So, several times over the last few months I’ve seen threads asking for advice on how to build desert/Arabian Nights style settings. Seeing as this is a field I am interested in and have a number of books on, I thought I’d post a starter kit of sorts.
Understand that the following is by no means comprehensive. It is intended merely to be a collection of ideas from myth, legend, and traditions that might jog your imagination.
I’m mainly going to focus on 1001 Nights sort of stuff. We’ll start with djinn. If you’re in a TL;DR mood, now’s the time to leave.
The traditional view of djinn as individuals is that they are like humans, but have very poor impulse control. Being made of fire, they’re supposed to be as mercurial, dangerous, and unpredictable as fire is. Consequently they get bored with things very quickly, and sometimes fail to properly think through their actions. There are many stories of djinn falling in love with humans, but failing to realize how destructive their affections can be.
As for their society, it is more or less like ours. Djinn can be good or bad (though even the good ones can be dangerous and unpredictable). Often in folklore “good” is associated with “has converted to Islam,” but the point stands that they can choose to be good or bad, and even that they can choose their religion. The idea of “good” djinn usually involves them realizing how destructive their nature can be and consciously attempting to practice self-control, with varying degrees of success.
One thing you may have seen is references to different classifications of djinn. In D&D, for example, they are regularly divided amongst the elements, with djinn being associated with air, ifrit with fire, and marids with water. This has little to do with actual folklore. All djinn were thought to be made of “smokeless fire,” while mankind was made from (depending on the source) mud or a blood clot. In the folklore these terms have different meanings. A “marid” is merely an exceptionally strong and powerful djinni. The term for malicious djinn is usually “shaitan,” though “ifrit” is sometimes used in this way as well. Ifrit, however, has other connotations, which I will mention later.
What precisely djinn can do is rarely spelled out in the Arabian Nights, but then the stories don’t go into much detail in general. This is because they are folktales, and folktales often are light on details because they are really just the skeletons of a story, a summary provided for the storyteller, who will creatively inject his own details.
So what can djinn do? Well, if you pay attention, they usually display the same powers in their stories: flight, invisibility, great strength, possession, and shape-shifting. “Wishes” are based less on djinn conjuring something from nothing (a power reserved for god) and more on the idea that they used these aforementioned skills. For example, Islamic tradition has it that King Solomon commanded the djinn and ordered them to build the great temple of Jerusalem. They had to actually assemble it, not just make it appear, but due to their powers they could assemble it very quickly. The djinni in the original version of Aladdin does the same thing when ordered to construct a palace.

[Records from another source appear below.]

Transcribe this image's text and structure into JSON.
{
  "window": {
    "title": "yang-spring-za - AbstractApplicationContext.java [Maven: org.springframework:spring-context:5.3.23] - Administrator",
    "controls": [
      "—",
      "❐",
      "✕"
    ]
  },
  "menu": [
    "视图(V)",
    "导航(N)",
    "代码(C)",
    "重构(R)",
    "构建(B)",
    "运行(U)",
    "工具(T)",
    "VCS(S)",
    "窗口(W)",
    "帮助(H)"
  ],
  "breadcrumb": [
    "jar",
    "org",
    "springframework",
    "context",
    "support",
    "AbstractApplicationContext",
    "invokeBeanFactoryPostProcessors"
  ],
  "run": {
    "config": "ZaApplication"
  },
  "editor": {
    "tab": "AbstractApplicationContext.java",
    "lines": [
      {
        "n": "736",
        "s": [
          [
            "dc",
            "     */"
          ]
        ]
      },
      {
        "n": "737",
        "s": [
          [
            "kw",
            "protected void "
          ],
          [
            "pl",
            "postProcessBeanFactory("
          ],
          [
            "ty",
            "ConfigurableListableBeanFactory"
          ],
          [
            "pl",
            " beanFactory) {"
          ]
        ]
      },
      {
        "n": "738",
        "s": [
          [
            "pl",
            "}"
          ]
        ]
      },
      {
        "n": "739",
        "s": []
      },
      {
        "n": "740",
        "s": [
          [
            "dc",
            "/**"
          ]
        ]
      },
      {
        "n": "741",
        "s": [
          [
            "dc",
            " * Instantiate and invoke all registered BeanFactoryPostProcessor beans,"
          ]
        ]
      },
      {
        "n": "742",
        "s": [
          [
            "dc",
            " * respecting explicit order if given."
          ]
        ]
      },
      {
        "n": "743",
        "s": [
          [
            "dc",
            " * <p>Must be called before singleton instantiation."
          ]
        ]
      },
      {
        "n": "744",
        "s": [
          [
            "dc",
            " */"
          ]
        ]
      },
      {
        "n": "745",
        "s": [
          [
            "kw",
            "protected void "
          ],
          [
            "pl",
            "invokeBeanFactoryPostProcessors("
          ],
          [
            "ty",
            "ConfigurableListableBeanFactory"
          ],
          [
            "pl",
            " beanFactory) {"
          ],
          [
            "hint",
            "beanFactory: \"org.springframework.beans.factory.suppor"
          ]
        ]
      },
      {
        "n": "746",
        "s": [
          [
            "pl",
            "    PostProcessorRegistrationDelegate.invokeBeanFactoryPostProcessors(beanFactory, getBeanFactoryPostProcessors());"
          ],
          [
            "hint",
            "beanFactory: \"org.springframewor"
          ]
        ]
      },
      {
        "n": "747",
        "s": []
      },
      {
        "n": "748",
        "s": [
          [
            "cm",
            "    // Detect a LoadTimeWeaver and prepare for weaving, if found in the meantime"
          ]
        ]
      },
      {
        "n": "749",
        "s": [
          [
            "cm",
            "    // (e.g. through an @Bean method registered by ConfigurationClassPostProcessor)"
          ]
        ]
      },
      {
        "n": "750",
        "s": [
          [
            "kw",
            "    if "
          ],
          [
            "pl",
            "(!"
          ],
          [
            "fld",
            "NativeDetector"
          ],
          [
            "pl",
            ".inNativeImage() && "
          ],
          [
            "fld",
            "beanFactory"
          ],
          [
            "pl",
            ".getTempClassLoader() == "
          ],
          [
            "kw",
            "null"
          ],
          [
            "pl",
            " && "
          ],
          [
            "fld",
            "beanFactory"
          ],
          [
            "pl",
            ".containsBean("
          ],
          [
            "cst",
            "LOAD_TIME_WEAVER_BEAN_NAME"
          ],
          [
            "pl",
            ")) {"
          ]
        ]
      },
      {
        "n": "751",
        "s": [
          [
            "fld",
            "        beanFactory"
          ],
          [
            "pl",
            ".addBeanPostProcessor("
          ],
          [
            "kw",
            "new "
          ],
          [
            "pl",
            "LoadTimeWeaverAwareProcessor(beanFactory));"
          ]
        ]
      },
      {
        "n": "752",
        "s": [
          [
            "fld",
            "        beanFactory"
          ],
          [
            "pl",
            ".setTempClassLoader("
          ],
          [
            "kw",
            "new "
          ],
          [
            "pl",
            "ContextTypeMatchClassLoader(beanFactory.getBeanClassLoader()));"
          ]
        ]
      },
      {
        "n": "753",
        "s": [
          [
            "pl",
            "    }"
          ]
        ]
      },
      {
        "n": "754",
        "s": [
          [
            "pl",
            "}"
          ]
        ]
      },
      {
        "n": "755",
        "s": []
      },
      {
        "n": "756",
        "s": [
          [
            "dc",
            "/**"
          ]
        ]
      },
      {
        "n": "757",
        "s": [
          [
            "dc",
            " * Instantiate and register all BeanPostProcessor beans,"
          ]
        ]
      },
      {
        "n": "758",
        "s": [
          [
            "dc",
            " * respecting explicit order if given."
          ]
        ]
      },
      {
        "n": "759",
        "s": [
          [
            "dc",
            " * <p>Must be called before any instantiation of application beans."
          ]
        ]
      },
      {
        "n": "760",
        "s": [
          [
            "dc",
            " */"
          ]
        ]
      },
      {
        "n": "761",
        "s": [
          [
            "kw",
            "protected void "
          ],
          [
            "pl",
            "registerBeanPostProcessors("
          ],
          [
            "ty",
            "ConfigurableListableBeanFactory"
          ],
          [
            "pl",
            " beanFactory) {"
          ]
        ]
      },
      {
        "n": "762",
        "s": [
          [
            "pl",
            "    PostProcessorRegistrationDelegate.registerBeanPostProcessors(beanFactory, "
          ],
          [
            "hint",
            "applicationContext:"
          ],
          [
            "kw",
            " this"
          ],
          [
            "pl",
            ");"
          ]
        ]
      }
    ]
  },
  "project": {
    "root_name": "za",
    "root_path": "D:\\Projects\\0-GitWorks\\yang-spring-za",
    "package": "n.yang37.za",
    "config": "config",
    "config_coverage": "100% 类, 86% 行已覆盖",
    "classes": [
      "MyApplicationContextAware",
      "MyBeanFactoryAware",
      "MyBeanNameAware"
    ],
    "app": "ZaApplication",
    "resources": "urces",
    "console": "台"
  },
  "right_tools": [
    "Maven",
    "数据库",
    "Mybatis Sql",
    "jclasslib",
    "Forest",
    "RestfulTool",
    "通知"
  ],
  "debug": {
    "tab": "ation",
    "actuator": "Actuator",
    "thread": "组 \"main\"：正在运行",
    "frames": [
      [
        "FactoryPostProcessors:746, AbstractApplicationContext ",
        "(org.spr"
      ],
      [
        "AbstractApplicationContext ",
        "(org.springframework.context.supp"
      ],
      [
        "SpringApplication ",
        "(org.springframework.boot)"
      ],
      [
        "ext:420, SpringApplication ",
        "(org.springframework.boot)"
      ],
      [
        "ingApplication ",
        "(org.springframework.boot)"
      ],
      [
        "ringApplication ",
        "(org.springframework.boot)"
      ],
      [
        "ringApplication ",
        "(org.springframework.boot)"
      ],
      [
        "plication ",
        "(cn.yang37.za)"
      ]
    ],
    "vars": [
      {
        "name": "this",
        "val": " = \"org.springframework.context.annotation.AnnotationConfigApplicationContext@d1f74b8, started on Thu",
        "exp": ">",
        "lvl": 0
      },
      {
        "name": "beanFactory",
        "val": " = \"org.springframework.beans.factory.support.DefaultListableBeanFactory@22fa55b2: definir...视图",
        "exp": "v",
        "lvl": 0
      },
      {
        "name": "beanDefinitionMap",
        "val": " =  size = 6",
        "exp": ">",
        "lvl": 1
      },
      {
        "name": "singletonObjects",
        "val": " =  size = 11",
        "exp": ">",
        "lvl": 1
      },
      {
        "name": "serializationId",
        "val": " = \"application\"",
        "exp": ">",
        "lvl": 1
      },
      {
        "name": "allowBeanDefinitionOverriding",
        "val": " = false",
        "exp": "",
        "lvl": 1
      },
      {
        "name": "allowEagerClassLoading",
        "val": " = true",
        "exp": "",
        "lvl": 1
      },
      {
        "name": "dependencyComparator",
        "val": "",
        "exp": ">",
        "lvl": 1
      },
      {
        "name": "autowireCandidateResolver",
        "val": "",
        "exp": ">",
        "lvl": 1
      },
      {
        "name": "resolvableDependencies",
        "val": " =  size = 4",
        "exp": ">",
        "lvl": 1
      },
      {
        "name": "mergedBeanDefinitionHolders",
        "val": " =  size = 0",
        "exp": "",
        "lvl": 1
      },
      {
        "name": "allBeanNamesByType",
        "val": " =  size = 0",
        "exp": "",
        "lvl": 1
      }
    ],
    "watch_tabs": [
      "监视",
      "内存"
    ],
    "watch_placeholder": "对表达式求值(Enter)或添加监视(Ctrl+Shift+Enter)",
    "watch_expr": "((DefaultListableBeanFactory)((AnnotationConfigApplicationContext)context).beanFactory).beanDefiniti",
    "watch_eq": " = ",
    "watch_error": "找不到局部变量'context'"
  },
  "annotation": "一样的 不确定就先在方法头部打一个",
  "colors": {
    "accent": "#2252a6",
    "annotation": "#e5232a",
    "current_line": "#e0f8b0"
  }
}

If you order a djinni to do something too complex for him to accomplish, he may call up his family members or friends to assist him. He may also just bully lesser djinn into it. If you order a djinni to make you rich, he may give you some of the vast treasures he has accumulated over his long lifetime (in stories djinn often guarded hidden treasure caches) or he may simply take the riches you desire from somewhere else. The point is, djinn can’t just pluck whatever you want out of the ether. They have to find it and bring it to you. This can lead to complications, especially if the mountain of gold they just gave you came from the local sultan’s treasury.